Work order:
Look through the entries that follow and count the lines with the word "true". The reply is that number alone.
★ ★ ★ ★ ★
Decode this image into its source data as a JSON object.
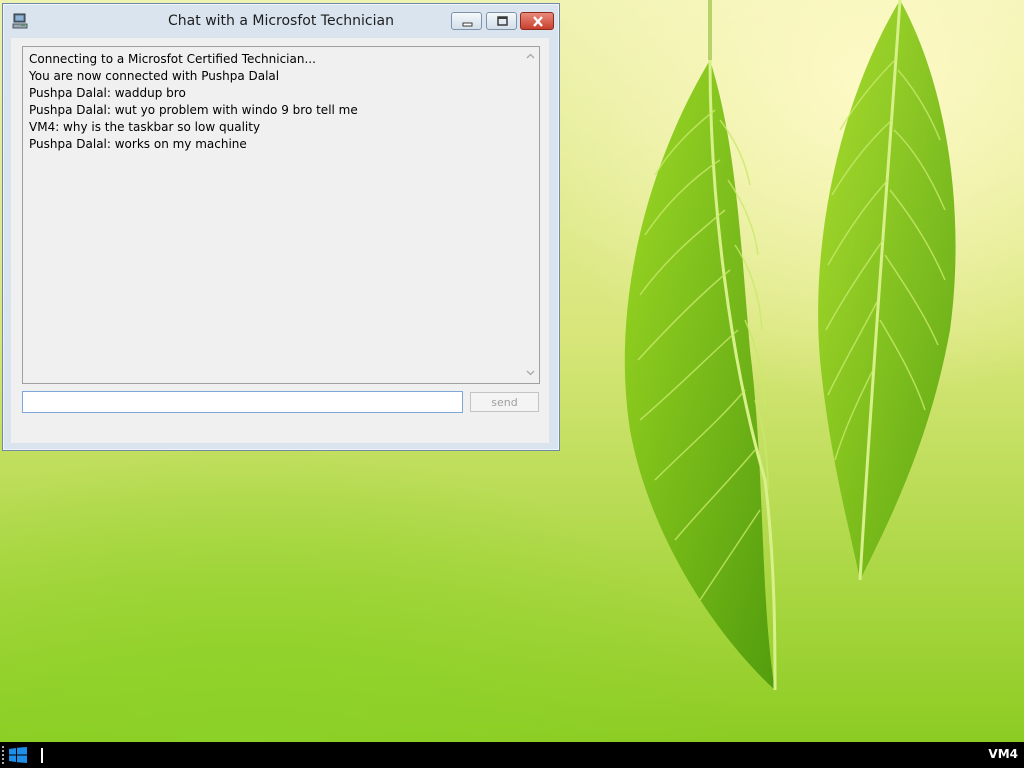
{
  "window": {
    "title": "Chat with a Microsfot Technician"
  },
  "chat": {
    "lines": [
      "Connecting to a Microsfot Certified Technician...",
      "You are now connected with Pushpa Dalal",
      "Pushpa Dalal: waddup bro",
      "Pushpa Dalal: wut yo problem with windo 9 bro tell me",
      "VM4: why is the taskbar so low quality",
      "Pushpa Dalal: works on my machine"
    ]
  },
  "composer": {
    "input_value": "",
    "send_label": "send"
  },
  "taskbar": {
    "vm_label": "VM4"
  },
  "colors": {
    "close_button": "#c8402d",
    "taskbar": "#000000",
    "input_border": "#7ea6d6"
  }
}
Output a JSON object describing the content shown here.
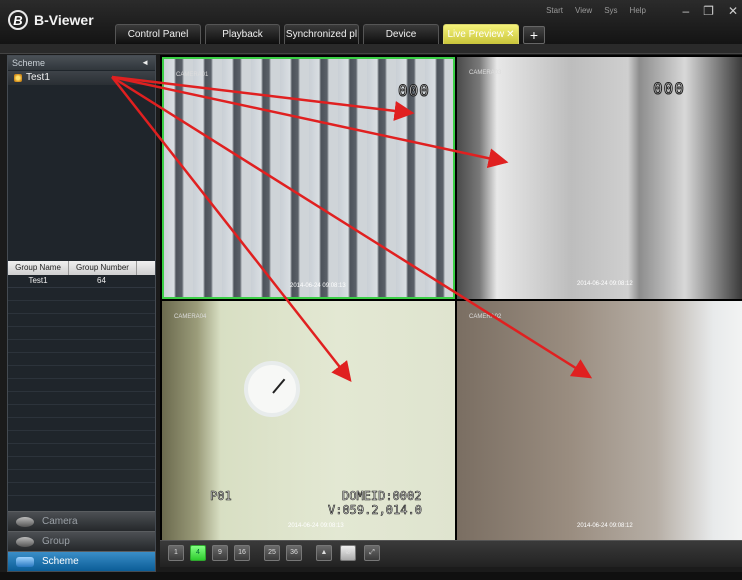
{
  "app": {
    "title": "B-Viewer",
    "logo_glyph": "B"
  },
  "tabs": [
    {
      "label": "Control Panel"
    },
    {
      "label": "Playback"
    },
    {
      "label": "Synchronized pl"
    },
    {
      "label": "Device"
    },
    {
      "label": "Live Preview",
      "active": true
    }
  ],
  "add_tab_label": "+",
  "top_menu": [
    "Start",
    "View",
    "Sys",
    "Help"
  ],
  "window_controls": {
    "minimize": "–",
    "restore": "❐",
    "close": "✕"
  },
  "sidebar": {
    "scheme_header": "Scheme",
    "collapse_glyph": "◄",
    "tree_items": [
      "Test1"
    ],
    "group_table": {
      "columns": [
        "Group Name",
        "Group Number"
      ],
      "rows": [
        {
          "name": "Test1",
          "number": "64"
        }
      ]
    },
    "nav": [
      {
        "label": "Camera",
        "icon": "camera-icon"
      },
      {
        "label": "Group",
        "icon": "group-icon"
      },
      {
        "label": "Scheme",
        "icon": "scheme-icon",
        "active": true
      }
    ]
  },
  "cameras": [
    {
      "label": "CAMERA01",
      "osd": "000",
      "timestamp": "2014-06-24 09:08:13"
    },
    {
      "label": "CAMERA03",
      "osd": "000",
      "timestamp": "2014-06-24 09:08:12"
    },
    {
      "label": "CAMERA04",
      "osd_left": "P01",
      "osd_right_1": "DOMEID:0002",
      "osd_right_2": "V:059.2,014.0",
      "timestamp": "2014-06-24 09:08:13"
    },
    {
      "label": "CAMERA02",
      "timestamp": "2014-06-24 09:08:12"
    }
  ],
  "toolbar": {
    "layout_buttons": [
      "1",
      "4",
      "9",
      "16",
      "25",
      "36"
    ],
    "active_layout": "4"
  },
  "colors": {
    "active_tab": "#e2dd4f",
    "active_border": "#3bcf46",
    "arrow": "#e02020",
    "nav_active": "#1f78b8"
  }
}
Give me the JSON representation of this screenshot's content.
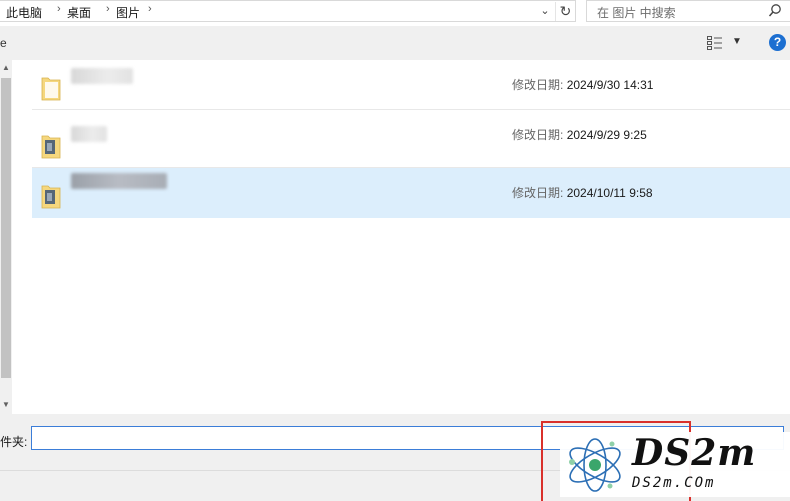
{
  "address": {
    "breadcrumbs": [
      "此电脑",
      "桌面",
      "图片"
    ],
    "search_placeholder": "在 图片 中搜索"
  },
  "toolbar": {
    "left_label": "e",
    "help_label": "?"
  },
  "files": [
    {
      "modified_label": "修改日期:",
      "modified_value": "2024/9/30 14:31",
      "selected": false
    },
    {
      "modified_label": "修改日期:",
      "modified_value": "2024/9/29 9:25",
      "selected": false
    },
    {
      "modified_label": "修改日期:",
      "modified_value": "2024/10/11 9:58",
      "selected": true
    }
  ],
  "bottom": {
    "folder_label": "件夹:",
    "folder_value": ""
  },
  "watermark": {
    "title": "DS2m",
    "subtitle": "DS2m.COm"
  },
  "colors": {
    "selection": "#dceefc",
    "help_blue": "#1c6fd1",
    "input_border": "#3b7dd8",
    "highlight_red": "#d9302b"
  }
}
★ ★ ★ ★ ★
Response to the exercise:
3